    Like the comparison.

    Hamas’ purpose and leadership even worse than the South’s. Hope they shrivel and die.

    The difference is Islam is the cause and it is not going away. Slavery and its plantation class ended.

    This will be a long, long war.

  28. Charles Bracelen Flood wrote a dual biography of Grant and Sherman. I don’t remember the title but it should be easy to find. It covers the post-Civil War years as well as the war, and is wonderfully well written.

  29. If anyone is interested in getting a fuller understanding of Sherman I would point out his own correspondance with family, friends, associates. It’s a wonderful read of this complex human being. Very lengthy, often redundant, but man, he brings all aspects of the civil war to life.

    Sherman’s Civil War : selected correspondence of William T. Sherman, 1860-1865 / edited by Brooks D. Simpson and Jean V. Berlin. pub. 1999.

  30. Guy Spier on August 25, 2014 at 11:41 pm said:

    Such a wonderful article. But if VDH is right, should Israel not be finding a way to target Qatar? It would seem to me that they and their oil fields are the equivalent to the rich plantations of the south.

  31. Wolfgang Hebold on August 26, 2014 at 2:23 pm said:

    Great article describing the new strategy of the IDF – but nobody notice this shift from targeting only military objects to targeting the sources of the so called asymmetric warfare. The IDA is systematically destroying houses und other civil installations making the the arabs in Gaza feel the punishment of their decision to support the Hamas. But the civilians are the center piece of the asymmetric warfare. If they suffer to much, they will refuse fighting any longer. The other point is: Five times Israel accepted a ceasefire proposed by Cairo on conditions the Hamas would obviously not accept. Again and again the IDF stopped their attacks only to continue the bombing and shelling immediately after the Hamas sent more mortar shells and rockets. So the Hamas was as the result of a nice timing the aggressor even for the public in the west. But probably the most important point of this stop and go warfare was: The 50 days of war showed no real peak of the fightings but and endless repetition, so the public in the west lost its interest. In a way it was a war of attrition in the age of asymmetric warfare. Well executed, Mister Netanjahu.

  32. Steve Brizel on August 27, 2014 at 9:22 am said:

    What a powerful and riveting read! Now think of George Will’s comment re if Lincoln, Grant and Sheridab had to fight the Civil War with today’s media coverage and the concept of “proportionate” responses to moves by Lee & Co.0-we would still have slavery.

  33. Steve Brizel on August 27, 2014 at 9:30 am said:

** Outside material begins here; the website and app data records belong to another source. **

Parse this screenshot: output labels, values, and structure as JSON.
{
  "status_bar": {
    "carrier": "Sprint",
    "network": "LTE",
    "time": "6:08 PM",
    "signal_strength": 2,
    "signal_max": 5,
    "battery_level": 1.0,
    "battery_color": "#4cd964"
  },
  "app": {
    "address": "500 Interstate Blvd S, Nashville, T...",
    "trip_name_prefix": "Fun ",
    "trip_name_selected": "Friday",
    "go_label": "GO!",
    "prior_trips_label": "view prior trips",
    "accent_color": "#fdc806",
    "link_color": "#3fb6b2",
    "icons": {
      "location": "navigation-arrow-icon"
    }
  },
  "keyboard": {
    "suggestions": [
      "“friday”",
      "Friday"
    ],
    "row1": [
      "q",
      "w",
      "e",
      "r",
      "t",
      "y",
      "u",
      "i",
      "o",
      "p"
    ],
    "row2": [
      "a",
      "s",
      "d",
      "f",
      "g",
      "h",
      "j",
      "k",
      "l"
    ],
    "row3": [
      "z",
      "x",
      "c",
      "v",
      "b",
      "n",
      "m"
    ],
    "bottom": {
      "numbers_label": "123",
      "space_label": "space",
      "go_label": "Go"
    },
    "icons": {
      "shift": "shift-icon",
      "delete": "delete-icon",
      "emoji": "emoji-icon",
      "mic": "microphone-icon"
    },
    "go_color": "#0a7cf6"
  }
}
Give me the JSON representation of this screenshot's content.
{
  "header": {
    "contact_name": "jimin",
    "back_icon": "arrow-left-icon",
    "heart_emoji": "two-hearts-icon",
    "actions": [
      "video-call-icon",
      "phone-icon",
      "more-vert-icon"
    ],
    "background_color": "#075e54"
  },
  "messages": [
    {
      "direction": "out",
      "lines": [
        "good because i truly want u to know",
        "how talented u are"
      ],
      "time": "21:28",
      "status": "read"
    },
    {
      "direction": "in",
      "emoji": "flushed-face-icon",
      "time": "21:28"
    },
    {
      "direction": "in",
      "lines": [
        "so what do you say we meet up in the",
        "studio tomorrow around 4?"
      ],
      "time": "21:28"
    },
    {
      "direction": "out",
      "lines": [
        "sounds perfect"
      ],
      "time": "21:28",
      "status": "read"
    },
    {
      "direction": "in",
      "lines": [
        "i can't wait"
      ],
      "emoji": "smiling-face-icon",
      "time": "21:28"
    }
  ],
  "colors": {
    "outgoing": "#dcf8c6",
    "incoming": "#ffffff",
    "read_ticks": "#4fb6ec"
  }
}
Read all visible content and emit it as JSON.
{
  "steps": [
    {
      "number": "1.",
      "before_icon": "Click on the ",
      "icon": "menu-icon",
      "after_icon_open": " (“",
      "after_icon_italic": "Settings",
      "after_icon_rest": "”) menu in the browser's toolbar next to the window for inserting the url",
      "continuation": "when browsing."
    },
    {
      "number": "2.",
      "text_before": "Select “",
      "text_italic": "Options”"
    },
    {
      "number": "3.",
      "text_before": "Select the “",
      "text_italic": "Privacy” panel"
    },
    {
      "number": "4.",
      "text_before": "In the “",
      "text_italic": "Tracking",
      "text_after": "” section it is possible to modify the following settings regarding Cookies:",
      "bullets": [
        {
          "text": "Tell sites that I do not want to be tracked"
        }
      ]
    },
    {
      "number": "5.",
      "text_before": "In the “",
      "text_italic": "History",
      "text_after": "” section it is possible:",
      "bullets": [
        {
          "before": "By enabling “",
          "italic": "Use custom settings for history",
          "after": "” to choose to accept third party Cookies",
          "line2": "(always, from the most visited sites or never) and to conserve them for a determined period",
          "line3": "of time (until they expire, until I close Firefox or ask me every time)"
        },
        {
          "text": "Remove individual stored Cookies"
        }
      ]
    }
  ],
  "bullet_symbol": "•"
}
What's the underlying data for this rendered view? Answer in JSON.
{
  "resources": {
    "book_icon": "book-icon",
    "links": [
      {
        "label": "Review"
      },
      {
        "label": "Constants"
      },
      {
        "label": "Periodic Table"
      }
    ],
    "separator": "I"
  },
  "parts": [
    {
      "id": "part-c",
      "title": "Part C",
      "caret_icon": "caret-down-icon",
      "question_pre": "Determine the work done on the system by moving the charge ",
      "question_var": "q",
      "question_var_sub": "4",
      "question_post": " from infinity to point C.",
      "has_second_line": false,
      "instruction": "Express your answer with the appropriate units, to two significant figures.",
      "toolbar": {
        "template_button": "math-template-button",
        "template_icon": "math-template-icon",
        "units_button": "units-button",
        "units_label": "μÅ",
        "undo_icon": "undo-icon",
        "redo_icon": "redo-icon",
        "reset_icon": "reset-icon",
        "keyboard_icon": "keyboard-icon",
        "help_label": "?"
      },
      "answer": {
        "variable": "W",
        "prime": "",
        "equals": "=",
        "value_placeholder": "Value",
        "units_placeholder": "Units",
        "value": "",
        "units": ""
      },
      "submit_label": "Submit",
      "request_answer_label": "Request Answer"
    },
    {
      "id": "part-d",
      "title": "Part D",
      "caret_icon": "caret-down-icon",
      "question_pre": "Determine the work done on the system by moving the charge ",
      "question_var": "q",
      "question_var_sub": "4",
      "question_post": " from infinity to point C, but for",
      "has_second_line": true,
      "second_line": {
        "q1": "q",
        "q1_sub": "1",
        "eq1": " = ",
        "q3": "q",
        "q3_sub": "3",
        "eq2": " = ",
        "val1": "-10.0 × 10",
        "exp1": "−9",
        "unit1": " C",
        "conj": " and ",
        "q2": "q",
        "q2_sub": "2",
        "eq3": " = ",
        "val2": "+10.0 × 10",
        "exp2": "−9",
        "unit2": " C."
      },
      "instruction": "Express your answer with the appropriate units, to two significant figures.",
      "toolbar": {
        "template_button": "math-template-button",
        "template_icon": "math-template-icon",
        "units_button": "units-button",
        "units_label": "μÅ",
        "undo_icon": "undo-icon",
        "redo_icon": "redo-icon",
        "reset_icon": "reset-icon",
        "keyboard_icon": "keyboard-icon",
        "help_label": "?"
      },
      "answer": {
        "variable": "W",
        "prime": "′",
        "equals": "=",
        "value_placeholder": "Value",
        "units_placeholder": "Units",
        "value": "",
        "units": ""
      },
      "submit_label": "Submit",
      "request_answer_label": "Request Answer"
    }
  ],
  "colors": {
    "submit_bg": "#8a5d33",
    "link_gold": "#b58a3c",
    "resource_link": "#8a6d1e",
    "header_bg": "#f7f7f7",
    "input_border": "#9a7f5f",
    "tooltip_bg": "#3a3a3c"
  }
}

    Americans, especially those educated in the post Vietnam Wat years, and the liberal media-are grossly ignorant of their own history and the tactics used in the Civil War and World war II. Lincoln ordered a blockade of all southern ports, Aside from Sherman’s march thru Georgia and South Carolina, Sheridan destroyed the Shenandoah Valley-which was a breadbasket for Lee’s forces. In WW2, the US bombed Germany and engaged in unconditional submarine war as well dropped two nuclear weapons on Japanese cities-whch saved hundreds of thousands of American lives and broke the will of Japan to engage in kamikaze attacks. War is both an extension of a nation’s foreign policy, and is hell.

  34. Mark Katzman on September 3, 2014 at 9:12 pm said:

    Very interesting ideas-I was unaware of the motives behind Gen. Sherman’s march. And, perhaps the IDF strategy involved some of this. But there are some very sobering facts: the tunnels still exist, hamas has plenty of rockets, and the fear that caused some tens of thousands of Israeli residents to flee their homes in the south is still existent. It’s as if Israel will just go from round to round, only hamas will get stronger and more accurate rockets-it’s a pretty unbearable situation. So, Dr. Hanson, how does this figure in (I don’t mean to be snide, but I have family in Israel and am very concerned about the safety of the country).

  35. A neo-con flak (Victor David Hanson) supporting a war criminal (Sherman whose crimes also extended to the Native Americans) and a criminal regime. All goes together nicely.

Leave a Reply

Your email address will not be published. Required fields are marked *

Post Navigation

%d bloggers like this: